On paper, Tristan Walker could check off a lot of the standard boxes for “Silicon Valley entrepreneur.” He has an MBA from Stanford and a résumé that includes Twitter, Foursquare and four years as entrepreneur-in-residence at Andreessen Horowitz.
However, the CEO of Walker & Company Brands roundly rejects the Valley’s favorite cliché, “culture fit.” On the latest episode of Recode Decode, hosted by Kara Swisher, Walker said startups rarely define their own cultures before using it as an excuse to hire homogenous workers.
“Foursquare worked, we got to 150 employees and no one left because we knew who we were,” Walker said. “The thing I’ve realized this time around, that I wanted to do from Day 1, is define that.”
Walker & Company is a health and beauty company that puts an emphasis on products for people of color, and it has raised more than $33 million to date from firms like Andreessen and IVP. Walker said he laid down six specific corporate values before he raised any money: “Courage, inspiration, respect, judgment, wellness and loyalty.”
In addition to explaining how those terms apply to his business, on the new podcast Walker discussed the challenges he initially faced in getting investors on board; how he evaluates the recent mega-sales of Jet.com ($3 billion, to Walmart) and Dollar Shave Club ($1 billion, to Unilever); and his nonprofit initiative for minorities in tech, Code2040.
“We just graduated a class of 90 fellows,” he said. “A lot of these folks are saying that they don’t exist. That is complete bullshit, because we found them inside of six months.”
“But the inevitability is this,” he added. “They’re the ones who are going to go and start the companies. They’re the ones who are going to hire.
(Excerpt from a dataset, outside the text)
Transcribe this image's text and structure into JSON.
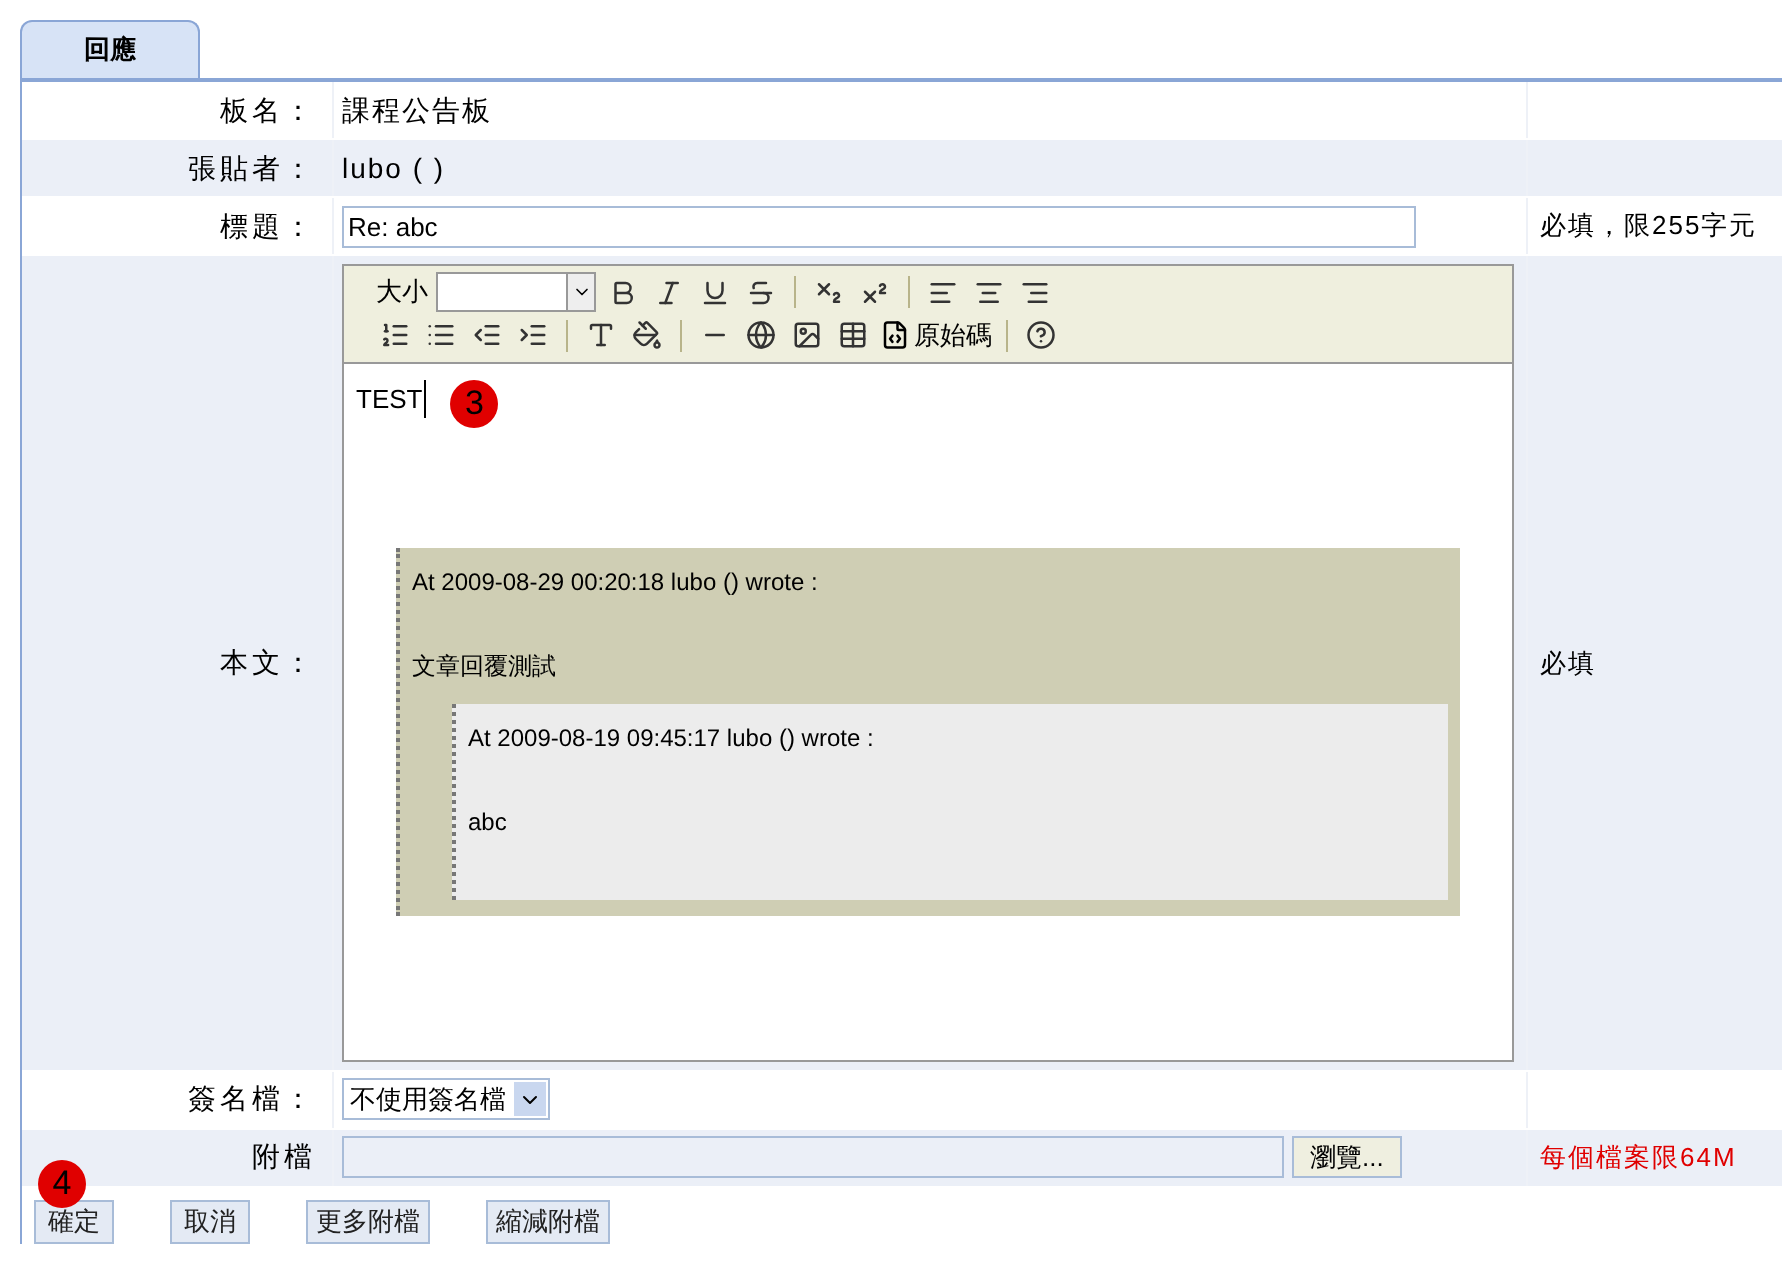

They’re the ones who are actually going to create these lists and define values. If folks are complacent, then great: Don’t hire those folks. We will.”